> **Exercise details**
Pictures stay out. All the rest of the records must be repeated exactly.

===

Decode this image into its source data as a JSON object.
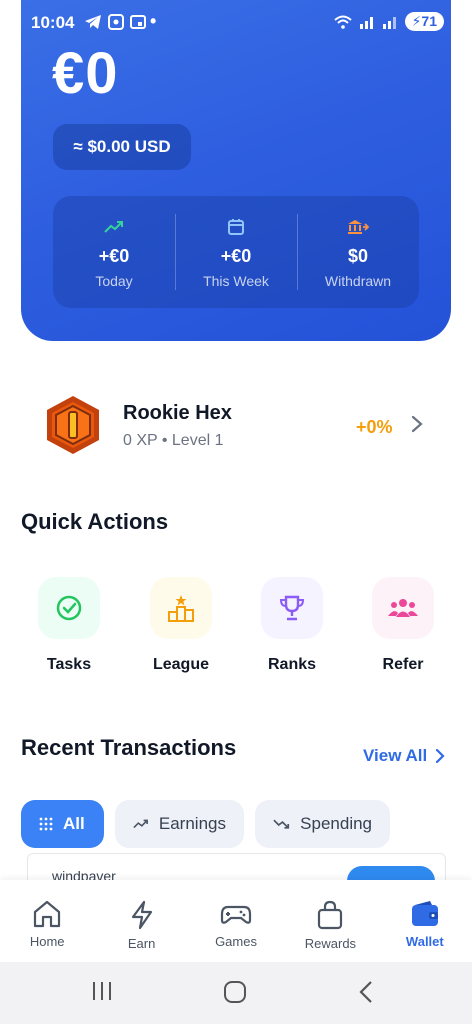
{
  "status_bar": {
    "time": "10:04",
    "battery": "71"
  },
  "wallet": {
    "balance": "€0",
    "usd_equivalent": "≈ $0.00 USD",
    "stats": [
      {
        "value": "+€0",
        "label": "Today",
        "icon": "trending-up-icon"
      },
      {
        "value": "+€0",
        "label": "This Week",
        "icon": "calendar-icon"
      },
      {
        "value": "$0",
        "label": "Withdrawn",
        "icon": "bank-icon"
      }
    ]
  },
  "level": {
    "name": "Rookie Hex",
    "subtitle": "0 XP • Level 1",
    "progress": "+0%"
  },
  "quick_actions": {
    "title": "Quick Actions",
    "items": [
      {
        "label": "Tasks",
        "icon": "check-circle-icon",
        "color": "#22c55e"
      },
      {
        "label": "League",
        "icon": "podium-icon",
        "color": "#f59e0b"
      },
      {
        "label": "Ranks",
        "icon": "trophy-icon",
        "color": "#8b5cf6"
      },
      {
        "label": "Refer",
        "icon": "users-icon",
        "color": "#ec4899"
      }
    ]
  },
  "transactions": {
    "title": "Recent Transactions",
    "view_all": "View All",
    "filters": [
      "All",
      "Earnings",
      "Spending"
    ],
    "preview_name": "windpaver"
  },
  "bottom_nav": [
    {
      "label": "Home",
      "icon": "home-icon"
    },
    {
      "label": "Earn",
      "icon": "lightning-icon"
    },
    {
      "label": "Games",
      "icon": "gamepad-icon"
    },
    {
      "label": "Rewards",
      "icon": "bag-icon"
    },
    {
      "label": "Wallet",
      "icon": "wallet-icon",
      "active": true
    }
  ],
  "colors": {
    "primary": "#2f5fe0",
    "accent_blue": "#2f6be4",
    "orange": "#f59e0b"
  }
}
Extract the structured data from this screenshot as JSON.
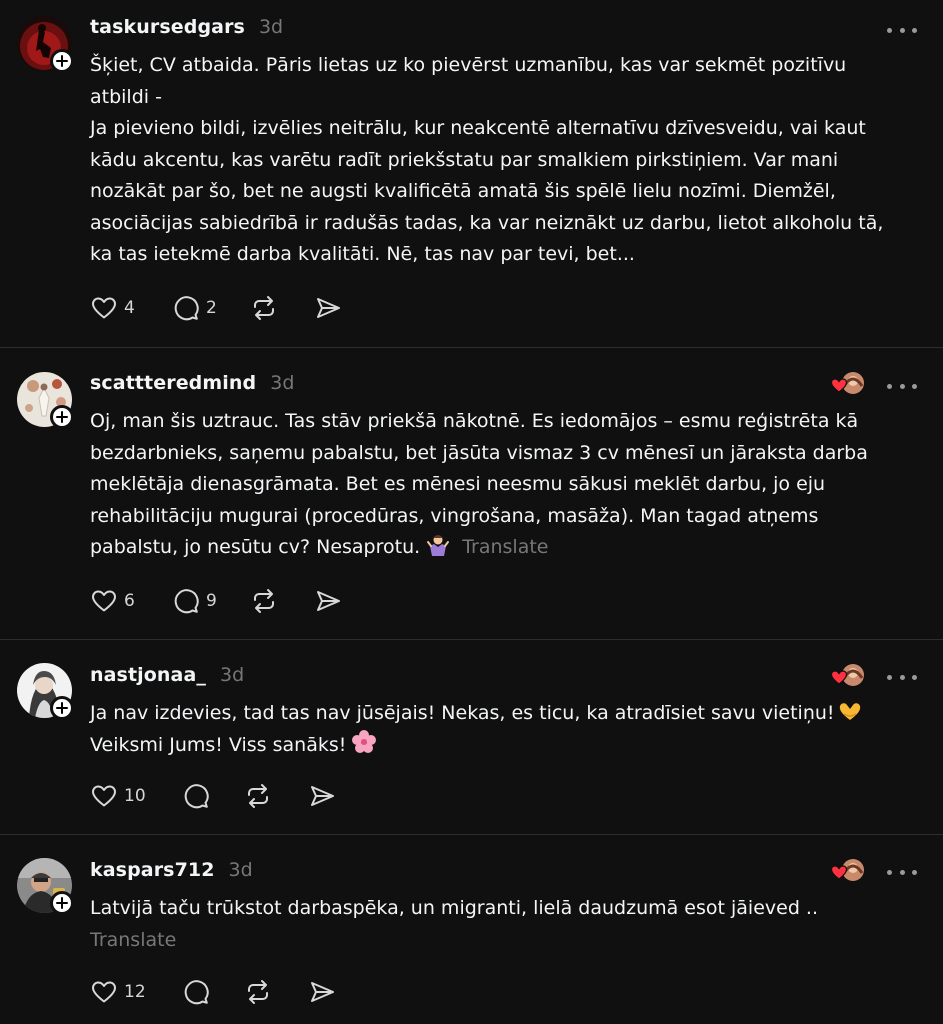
{
  "posts": [
    {
      "username": "taskursedgars",
      "time": "3d",
      "text": "Šķiet, CV atbaida. Pāris lietas uz ko pievērst uzmanību, kas var sekmēt pozitīvu\natbildi -\nJa pievieno bildi, izvēlies neitrālu, kur neakcentē alternatīvu dzīvesveidu, vai kaut\nkādu akcentu, kas varētu radīt priekšstatu par smalkiem pirkstiņiem. Var mani\nnozākāt par šo, bet ne augsti kvalificētā amatā šis spēlē lielu nozīmi. Diemžēl,\nasociācijas sabiedrībā ir radušās tadas, ka var neiznākt uz darbu, lietot alkoholu tā,\nka tas ietekmē darba kvalitāti. Nē, tas nav par tevi, bet...",
      "likes": "4",
      "replies": "2"
    },
    {
      "username": "scattteredmind",
      "time": "3d",
      "text": "Oj, man šis uztrauc. Tas stāv priekšā nākotnē. Es iedomājos – esmu reģistrēta kā\nbezdarbnieks, saņemu pabalstu, bet jāsūta vismaz 3 cv mēnesī un jāraksta darba\nmeklētāja dienasgrāmata. Bet es mēnesi neesmu sākusi meklēt darbu, jo eju\nrehabilitāciju mugurai (procedūras, vingrošana, masāža). Man tagad atņems\npabalstu, jo nesūtu cv? Nesaprotu.",
      "translate": "Translate",
      "likes": "6",
      "replies": "9"
    },
    {
      "username": "nastjonaa_",
      "time": "3d",
      "text_line1": "Ja nav izdevies, tad tas nav jūsējais! Nekas, es ticu, ka atradīsiet savu vietiņu!",
      "text_line2": "Veiksmi Jums! Viss sanāks!",
      "likes": "10",
      "replies": ""
    },
    {
      "username": "kaspars712",
      "time": "3d",
      "text": "Latvijā taču trūkstot darbaspēka, un migranti, lielā daudzumā esot jāieved ..",
      "translate": "Translate",
      "likes": "12",
      "replies": ""
    }
  ],
  "icons": {
    "like": "heart-icon",
    "reply": "comment-bubble-icon",
    "repost": "repost-icon",
    "share": "send-icon",
    "more": "more-horizontal-icon",
    "follow": "plus-icon"
  },
  "colors": {
    "background": "#101010",
    "text": "#f3f5f7",
    "muted": "#777777",
    "divider": "#2d2d2d",
    "like_heart": "#ff3040"
  }
}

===

> **Answer section**
Decode this image into its source data as a JSON object.
{
  "status_bar": {
    "time": "10:04",
    "battery": "71"
  },
  "wallet": {
    "balance": "€0",
    "usd_equivalent": "≈ $0.00 USD",
    "stats": [
      {
        "value": "+€0",
        "label": "Today",
        "icon": "trending-up-icon"
      },
      {
        "value": "+€0",
        "label": "This Week",
        "icon": "calendar-icon"
      },
      {
        "value": "$0",
        "label": "Withdrawn",
        "icon": "bank-icon"
      }
    ]
  },
  "level": {
    "name": "Rookie Hex",
    "subtitle": "0 XP • Level 1",
    "progress": "+0%"
  },
  "quick_actions": {
    "title": "Quick Actions",
    "items": [
      {
        "label": "Tasks",
        "icon": "check-circle-icon",
        "color": "#22c55e"
      },
      {
        "label": "League",
        "icon": "podium-icon",
        "color": "#f59e0b"
      },
      {
        "label": "Ranks",
        "icon": "trophy-icon",
        "color": "#8b5cf6"
      },
      {
        "label": "Refer",
        "icon": "users-icon",
        "color": "#ec4899"
      }
    ]
  },
  "transactions": {
    "title": "Recent Transactions",
    "view_all": "View All",
    "filters": [
      "All",
      "Earnings",
      "Spending"
    ],
    "preview_name": "windpaver"
  },
  "bottom_nav": [
    {
      "label": "Home",
      "icon": "home-icon"
    },
    {
      "label": "Earn",
      "icon": "lightning-icon"
    },
    {
      "label": "Games",
      "icon": "gamepad-icon"
    },
    {
      "label": "Rewards",
      "icon": "bag-icon"
    },
    {
      "label": "Wallet",
      "icon": "wallet-icon",
      "active": true
    }
  ],
  "colors": {
    "primary": "#2f5fe0",
    "accent_blue": "#2f6be4",
    "orange": "#f59e0b"
  }
}
Extract the structured data from this screenshot as JSON.
{
  "posts": [
    {
      "username": "taskursedgars",
      "time": "3d",
      "text": "Šķiet, CV atbaida. Pāris lietas uz ko pievērst uzmanību, kas var sekmēt pozitīvu\natbildi -\nJa pievieno bildi, izvēlies neitrālu, kur neakcentē alternatīvu dzīvesveidu, vai kaut\nkādu akcentu, kas varētu radīt priekšstatu par smalkiem pirkstiņiem. Var mani\nnozākāt par šo, bet ne augsti kvalificētā amatā šis spēlē lielu nozīmi. Diemžēl,\nasociācijas sabiedrībā ir radušās tadas, ka var neiznākt uz darbu, lietot alkoholu tā,\nka tas ietekmē darba kvalitāti. Nē, tas nav par tevi, bet...",
      "likes": "4",
      "replies": "2"
    },
    {
      "username": "scattteredmind",
      "time": "3d",
      "text": "Oj, man šis uztrauc. Tas stāv priekšā nākotnē. Es iedomājos – esmu reģistrēta kā\nbezdarbnieks, saņemu pabalstu, bet jāsūta vismaz 3 cv mēnesī un jāraksta darba\nmeklētāja dienasgrāmata. Bet es mēnesi neesmu sākusi meklēt darbu, jo eju\nrehabilitāciju mugurai (procedūras, vingrošana, masāža). Man tagad atņems\npabalstu, jo nesūtu cv? Nesaprotu.",
      "translate": "Translate",
      "likes": "6",
      "replies": "9"
    },
    {
      "username": "nastjonaa_",
      "time": "3d",
      "text_line1": "Ja nav izdevies, tad tas nav jūsējais! Nekas, es ticu, ka atradīsiet savu vietiņu!",
      "text_line2": "Veiksmi Jums! Viss sanāks!",
      "likes": "10",
      "replies": ""
    },
    {
      "username": "kaspars712",
      "time": "3d",
      "text": "Latvijā taču trūkstot darbaspēka, un migranti, lielā daudzumā esot jāieved ..",
      "translate": "Translate",
      "likes": "12",
      "replies": ""
    }
  ],
  "icons": {
    "like": "heart-icon",
    "reply": "comment-bubble-icon",
    "repost": "repost-icon",
    "share": "send-icon",
    "more": "more-horizontal-icon",
    "follow": "plus-icon"
  },
  "colors": {
    "background": "#101010",
    "text": "#f3f5f7",
    "muted": "#777777",
    "divider": "#2d2d2d",
    "like_heart": "#ff3040"
  }
}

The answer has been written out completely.